Smoke billows from a seven-story building in Austin, Texas, after it was hit by a small private plane Thursday.

Grant Abston/AP

NPR could not independently confirm the authorship of the Web post.

The post portrays an America that is divided between corrupt individuals who are powerful enough to make tax laws and governmental functions work in their favor and people who have become victims of the system.

The wandering diatribe concludes that violence "is the only answer."

"I saw it written once that the definition of insanity is repeating the same process over and over and expecting the outcome to suddenly be different. I am finally ready to stop this insanity. Well, Mr. Big Brother IRS man, let's try something different; take my pound of flesh and sleep well," the note read.

It was signed, "Joe Stack (1956-2010)."

The Web site was later taken down by the host company, with a note stating that it had been done "due to the sensitive nature of the events that transpired in Texas this morning and in compliance with a request from the FBI."

National Transportation Safety Board spokesman Peter Knudson said an investigator from the board's Dallas office has been dispatched to the scene of the accident.

Stack's plane took off Thursday from the airport in Georgetown, Texas, and was flying under rules that did not require the pilot to maintain contact with air controllers. He did not file a flight plan.

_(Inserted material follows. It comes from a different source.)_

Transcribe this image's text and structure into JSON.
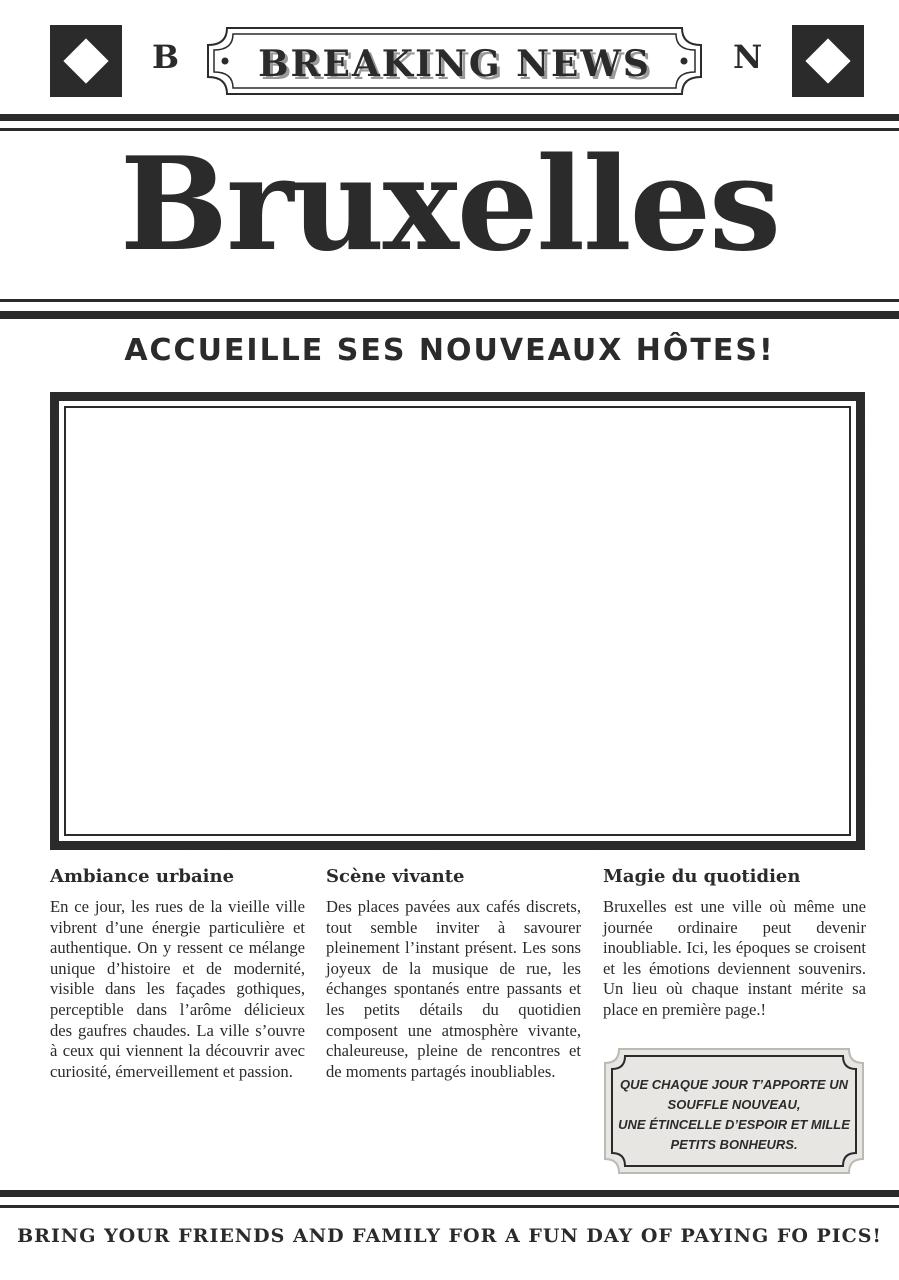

Witnesses reported that the plane seemed to have been flown deliberately into the first floor of the Echelon 1 Building in northwest Austin. The building mostly houses IRS offices, according to Kathi Hall of KVSA Asset Management, which manages the property.

About 190 IRS employees work in the building, and IRS spokesman Richard C. Sanford said the agency was trying to account for all employees.

The crash sent workers fleeing as ceilings crumbled, windows shattered and flames shot out of the building. Thick black and gray smoke was billowing out of the second and third stories of the building as fire crews using ladder trucks and hoses battled the blaze. Dozens of windows were blown out.

The Austin American-Statesman newspaper quoted IRS agent William Winnie as saying he was in a training session on the third floor of the building when he saw a light-colored, single-engine plane coming at the building.

"It looked like it was coming right in my window," Winnie said, adding that the plane veered down and to the left and crashed into the floors below. "I didn't lose my footing, but it was enough to knock people who were sitting to the floor."

As a precaution, the Colorado-based North American Aerospace Defense Command launched two F-16 aircraft from Houston's Ellington Field to conduct an air patrol over the crash area, an FAA official said.

White House spokesman Robert Gibbs said President Obama has been briefed by counterterrorism adviser John Brennan but reiterated that the incident "does not appear" to be terrorism.

From NPR's Scott Neuman, Russell Lewis and Wade Goodwyn, and wire service reports